The game was lopsided almost from the start, and not in Washington’s favor. Nonetheless, I was thrilled to be there.
For one thing, in the Houston Astros I got to witness one of the best baseball teams I’ve ever seen. And in pitcher Gerrit Cole, I saw a great pitcher at the top of his game in what might turn out to be the most important start of his career. This wasn’t Bob Gibson pitching Game Seven of the 1964 or Sandy Koufax doing the same thing a year later. However, it wasn’t that far behind.
Finally, I was treated to a home run by Juan Soto (his second off of Cole in this Series), one of my favorite Nats, whom I first saw when he was 18 years old and playing A-ball for the Hagerstown Suns. However, I missed the two women who “flashed” Cole after the seventh inning. (They claimed to be promoting breast cancer awareness, but more likely were promoting awareness of themselves.)
President Trump attended the game. He sat in a luxury box, along with some family members and a few congressional Republicans, on the third base side, high above seats not far from where we were.
Trump was announced to the crowd after the third inning as part of the tribute to veterans that occurs at every Washington Nationals game. Ignoring the tribute to veterans, the crowd immediately began booing loudly.
Washington Post reporters Maura Judkis and Josh Dawsey say the boos “hit almost 100 decibels.” For once, I believe the Post got it right in a Trump-related story.
The faces of some folks near me exuded hatred. They reminded me of an ugly crowd scene in an old Hollywood movie — one in which simpletons are portrayed as hate-filled and easily swayed.
That sums it up, I think.
Judkis and Dawsey say that “after [Trump’s] brief introduction, Trump was largely a non-presence in the ballpark.” I’m not sure what kind of “presence” they think Trump might have maintained, but if they mean no one paid attention to Trump, they are are wrong.
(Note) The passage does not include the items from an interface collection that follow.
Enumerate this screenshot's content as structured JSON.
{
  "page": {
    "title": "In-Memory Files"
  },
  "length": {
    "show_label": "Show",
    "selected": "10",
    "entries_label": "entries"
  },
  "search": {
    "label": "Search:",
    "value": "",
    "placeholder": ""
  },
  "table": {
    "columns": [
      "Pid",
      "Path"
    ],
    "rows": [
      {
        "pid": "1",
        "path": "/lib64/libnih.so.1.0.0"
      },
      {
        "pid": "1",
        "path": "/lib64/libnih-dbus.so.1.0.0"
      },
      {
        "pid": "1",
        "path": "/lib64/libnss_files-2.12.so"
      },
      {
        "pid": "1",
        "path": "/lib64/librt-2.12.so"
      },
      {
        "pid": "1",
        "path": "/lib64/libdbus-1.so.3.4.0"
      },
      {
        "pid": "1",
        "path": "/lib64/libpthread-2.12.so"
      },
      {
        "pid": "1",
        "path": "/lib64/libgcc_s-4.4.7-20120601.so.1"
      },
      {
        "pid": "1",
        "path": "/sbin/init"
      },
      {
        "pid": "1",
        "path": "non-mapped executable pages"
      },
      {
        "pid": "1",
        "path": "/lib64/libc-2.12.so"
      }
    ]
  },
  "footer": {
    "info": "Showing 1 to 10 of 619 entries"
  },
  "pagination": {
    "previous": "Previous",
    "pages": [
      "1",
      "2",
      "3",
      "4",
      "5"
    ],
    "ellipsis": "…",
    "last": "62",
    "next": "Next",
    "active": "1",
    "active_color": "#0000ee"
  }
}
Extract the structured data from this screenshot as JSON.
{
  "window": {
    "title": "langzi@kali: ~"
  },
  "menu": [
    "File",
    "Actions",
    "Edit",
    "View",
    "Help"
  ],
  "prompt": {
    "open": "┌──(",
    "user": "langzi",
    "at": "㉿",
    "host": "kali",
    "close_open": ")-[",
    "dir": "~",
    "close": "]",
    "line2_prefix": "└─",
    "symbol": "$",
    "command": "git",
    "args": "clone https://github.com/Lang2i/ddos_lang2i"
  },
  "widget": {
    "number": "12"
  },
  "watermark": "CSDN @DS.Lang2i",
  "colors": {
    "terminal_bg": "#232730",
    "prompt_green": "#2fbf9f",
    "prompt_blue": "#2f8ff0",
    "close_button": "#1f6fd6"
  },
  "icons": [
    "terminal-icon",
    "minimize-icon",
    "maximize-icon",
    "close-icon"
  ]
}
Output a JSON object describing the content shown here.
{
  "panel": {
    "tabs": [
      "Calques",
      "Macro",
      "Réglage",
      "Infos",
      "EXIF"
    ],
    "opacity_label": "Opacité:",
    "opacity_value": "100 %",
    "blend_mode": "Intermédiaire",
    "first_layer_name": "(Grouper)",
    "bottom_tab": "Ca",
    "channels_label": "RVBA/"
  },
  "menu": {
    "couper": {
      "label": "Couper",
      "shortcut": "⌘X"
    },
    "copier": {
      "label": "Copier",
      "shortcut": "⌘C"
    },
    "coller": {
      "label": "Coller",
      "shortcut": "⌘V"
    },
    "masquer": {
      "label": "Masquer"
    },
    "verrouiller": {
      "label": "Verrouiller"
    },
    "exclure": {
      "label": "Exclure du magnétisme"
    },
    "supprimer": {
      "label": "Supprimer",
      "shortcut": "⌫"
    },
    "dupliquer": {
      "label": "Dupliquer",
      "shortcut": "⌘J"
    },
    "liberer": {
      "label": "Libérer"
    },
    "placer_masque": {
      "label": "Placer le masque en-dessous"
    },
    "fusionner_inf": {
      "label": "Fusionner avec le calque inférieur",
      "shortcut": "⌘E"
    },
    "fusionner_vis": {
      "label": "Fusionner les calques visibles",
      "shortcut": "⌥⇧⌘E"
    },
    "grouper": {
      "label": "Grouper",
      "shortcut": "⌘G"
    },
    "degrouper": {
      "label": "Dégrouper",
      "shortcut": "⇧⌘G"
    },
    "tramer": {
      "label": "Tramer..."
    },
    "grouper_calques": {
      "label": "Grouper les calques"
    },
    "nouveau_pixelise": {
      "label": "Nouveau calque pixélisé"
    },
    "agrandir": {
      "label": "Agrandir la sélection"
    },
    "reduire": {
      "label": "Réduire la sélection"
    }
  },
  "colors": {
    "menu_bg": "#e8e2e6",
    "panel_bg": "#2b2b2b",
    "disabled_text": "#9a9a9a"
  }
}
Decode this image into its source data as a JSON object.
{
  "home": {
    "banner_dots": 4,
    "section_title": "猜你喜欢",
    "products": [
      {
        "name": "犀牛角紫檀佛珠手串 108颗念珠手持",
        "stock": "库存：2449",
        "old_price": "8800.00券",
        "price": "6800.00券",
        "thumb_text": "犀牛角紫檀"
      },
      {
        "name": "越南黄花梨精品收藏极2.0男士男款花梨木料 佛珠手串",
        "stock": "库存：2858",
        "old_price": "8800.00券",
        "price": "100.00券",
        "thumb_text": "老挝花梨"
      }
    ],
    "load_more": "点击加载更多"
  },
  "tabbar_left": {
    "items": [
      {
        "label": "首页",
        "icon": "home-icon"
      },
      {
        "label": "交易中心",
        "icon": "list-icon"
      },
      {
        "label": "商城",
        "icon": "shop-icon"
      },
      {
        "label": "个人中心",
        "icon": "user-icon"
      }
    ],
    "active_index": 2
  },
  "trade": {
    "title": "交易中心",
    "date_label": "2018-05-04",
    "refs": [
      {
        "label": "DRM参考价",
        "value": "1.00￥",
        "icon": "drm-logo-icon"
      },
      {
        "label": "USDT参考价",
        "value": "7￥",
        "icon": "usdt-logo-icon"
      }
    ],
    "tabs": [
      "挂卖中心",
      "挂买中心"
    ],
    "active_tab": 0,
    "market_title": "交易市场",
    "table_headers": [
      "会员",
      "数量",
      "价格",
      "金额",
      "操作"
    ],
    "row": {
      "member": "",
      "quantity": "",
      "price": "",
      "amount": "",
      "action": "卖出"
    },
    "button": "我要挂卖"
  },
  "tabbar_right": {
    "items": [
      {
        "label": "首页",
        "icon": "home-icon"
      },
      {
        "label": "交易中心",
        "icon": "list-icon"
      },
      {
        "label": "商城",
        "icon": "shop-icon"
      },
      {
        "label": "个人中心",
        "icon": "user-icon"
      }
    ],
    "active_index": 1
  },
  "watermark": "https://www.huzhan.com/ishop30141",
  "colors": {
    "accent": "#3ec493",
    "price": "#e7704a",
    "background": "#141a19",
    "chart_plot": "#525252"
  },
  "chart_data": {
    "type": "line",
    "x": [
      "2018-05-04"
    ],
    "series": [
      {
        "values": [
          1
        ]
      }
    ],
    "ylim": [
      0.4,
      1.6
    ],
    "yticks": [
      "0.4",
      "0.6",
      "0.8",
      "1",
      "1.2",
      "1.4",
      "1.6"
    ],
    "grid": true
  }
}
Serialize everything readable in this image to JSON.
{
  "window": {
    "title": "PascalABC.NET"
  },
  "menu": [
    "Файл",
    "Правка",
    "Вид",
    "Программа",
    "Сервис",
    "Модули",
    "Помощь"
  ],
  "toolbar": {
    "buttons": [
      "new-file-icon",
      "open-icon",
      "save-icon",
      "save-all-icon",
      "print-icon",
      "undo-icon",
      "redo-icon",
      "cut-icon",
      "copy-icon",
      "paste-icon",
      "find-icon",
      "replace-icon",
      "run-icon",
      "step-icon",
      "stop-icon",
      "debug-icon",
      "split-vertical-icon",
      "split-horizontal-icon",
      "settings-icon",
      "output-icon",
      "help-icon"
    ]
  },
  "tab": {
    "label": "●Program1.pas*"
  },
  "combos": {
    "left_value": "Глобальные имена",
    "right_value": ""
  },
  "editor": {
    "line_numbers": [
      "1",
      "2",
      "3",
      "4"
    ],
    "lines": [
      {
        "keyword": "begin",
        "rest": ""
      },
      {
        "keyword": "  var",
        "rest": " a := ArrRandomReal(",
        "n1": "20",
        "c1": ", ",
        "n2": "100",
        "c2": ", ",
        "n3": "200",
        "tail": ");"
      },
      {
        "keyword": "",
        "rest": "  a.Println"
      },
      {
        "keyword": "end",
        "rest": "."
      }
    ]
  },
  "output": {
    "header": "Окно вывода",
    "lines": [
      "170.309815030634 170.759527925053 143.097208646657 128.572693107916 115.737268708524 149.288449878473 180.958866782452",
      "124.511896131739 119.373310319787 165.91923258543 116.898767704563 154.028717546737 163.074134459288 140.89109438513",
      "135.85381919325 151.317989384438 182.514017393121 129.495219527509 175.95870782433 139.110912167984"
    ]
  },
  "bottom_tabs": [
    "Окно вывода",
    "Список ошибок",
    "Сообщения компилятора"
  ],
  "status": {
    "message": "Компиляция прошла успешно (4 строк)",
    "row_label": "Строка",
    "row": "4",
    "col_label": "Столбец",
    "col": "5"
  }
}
Folks seated near me continued to turn their heads in the president’s direction from time to time for many innings.
When I got home, I learned that MLB umpire Rob Drake had tweeted that he planned to buy an AR-15 rifle “because if you impeach MY PRESIDENT this way, YOU WILL HAVE ANOTHER CIVAL WAR!!!” Drake later took down the tweet and apologized profusely.
There won’t be a civil war when Trump is impeached. There won’t be one in the extremely unlikely event that he is removed. But, while I don’t equate Drake’s tweet with the vociferous manifestation of hatred I witnessed last night (there’s nothing violent about booing), I can now imagine something like a civil war in America.
It seems like there’s almost enough hatred in the air to fuel one, and the hatred won’t go away when Trump is no longer president.